while loop comes in handy when you aren’t sure if you want to enter the loop at all. For example, if you’re looping to get user input until it’s valid, you definitely want to loop at least once, but you have no way of knowing how many times the user might give invalid input, so you couldn’t use a
for loop that loops a specified number of times.
for-else loops are useful for the same reasons, but have the added benefit of giving functionality when the loop exits normally.
What do they mean by “for-each” ? And how does it differ from “for” ?
point 1 and 2 from the answer both use
if you want elements from the iterable (could be string or string for example) you get:
for value in element:
to get the indexes:
for index in range(len(element)):
to get both python offers a built-in function:
for index, value in enumerate(element):
I see.

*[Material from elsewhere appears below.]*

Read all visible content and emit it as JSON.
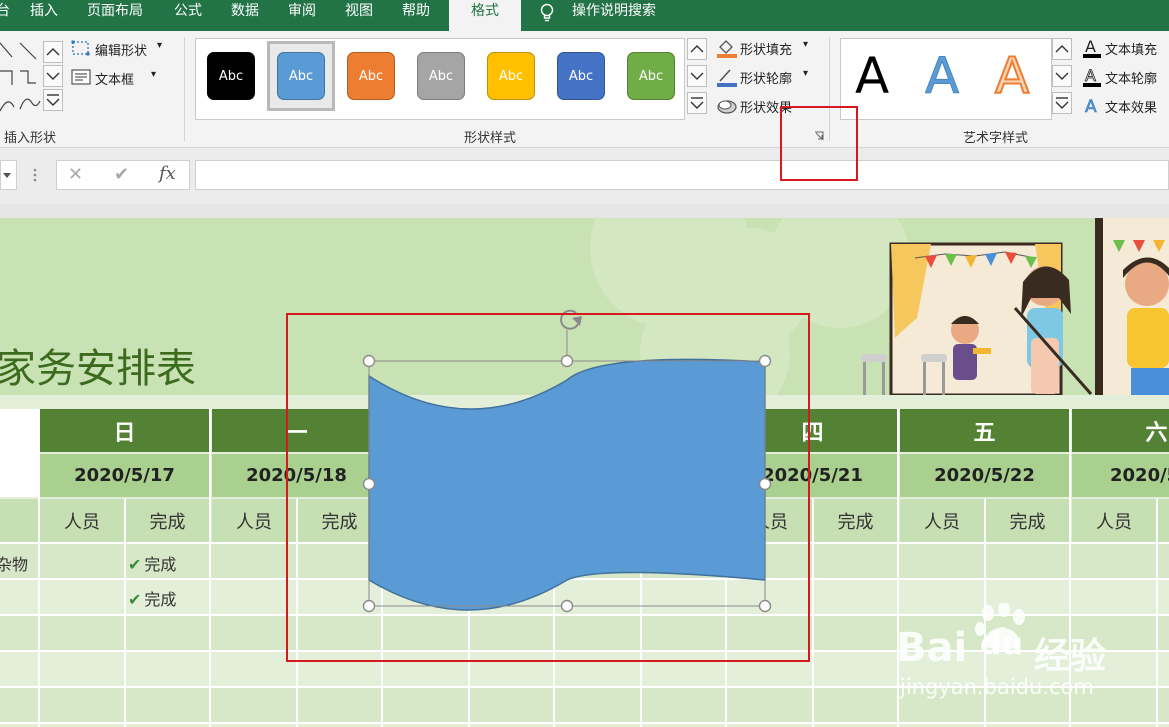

That clarifies it. Thank you.
Hi, I am currently at the module titled ‘Introduction to Pandas’, I have not come come across the lesson on loops yet. where exactly in the course is the loop function covered? I have seen several applications of loops during my study, and yet, I have yet to find a lesson on it. Please help provide a reference to where the topic of loops is covered
Just like stetim94 already explained, for-each is a reference to “for” loop in which you want to loop through all of the elements in the given list of elements and you don’t necessarily know the exact amount of the elements you are working with. It’s also worth noting, that some other programming languages have even a separate version of this command like “foreach”, “forEach”, “For Each”, etc. For this reason, I’m not quite sure if I like the way Python handles “for-each” loops, because I’m used to “foreach” from elsewhere, so when I think “for”, I usually don’t want to think “foreach”, because it confuses me, but I guess I will have to get used to it.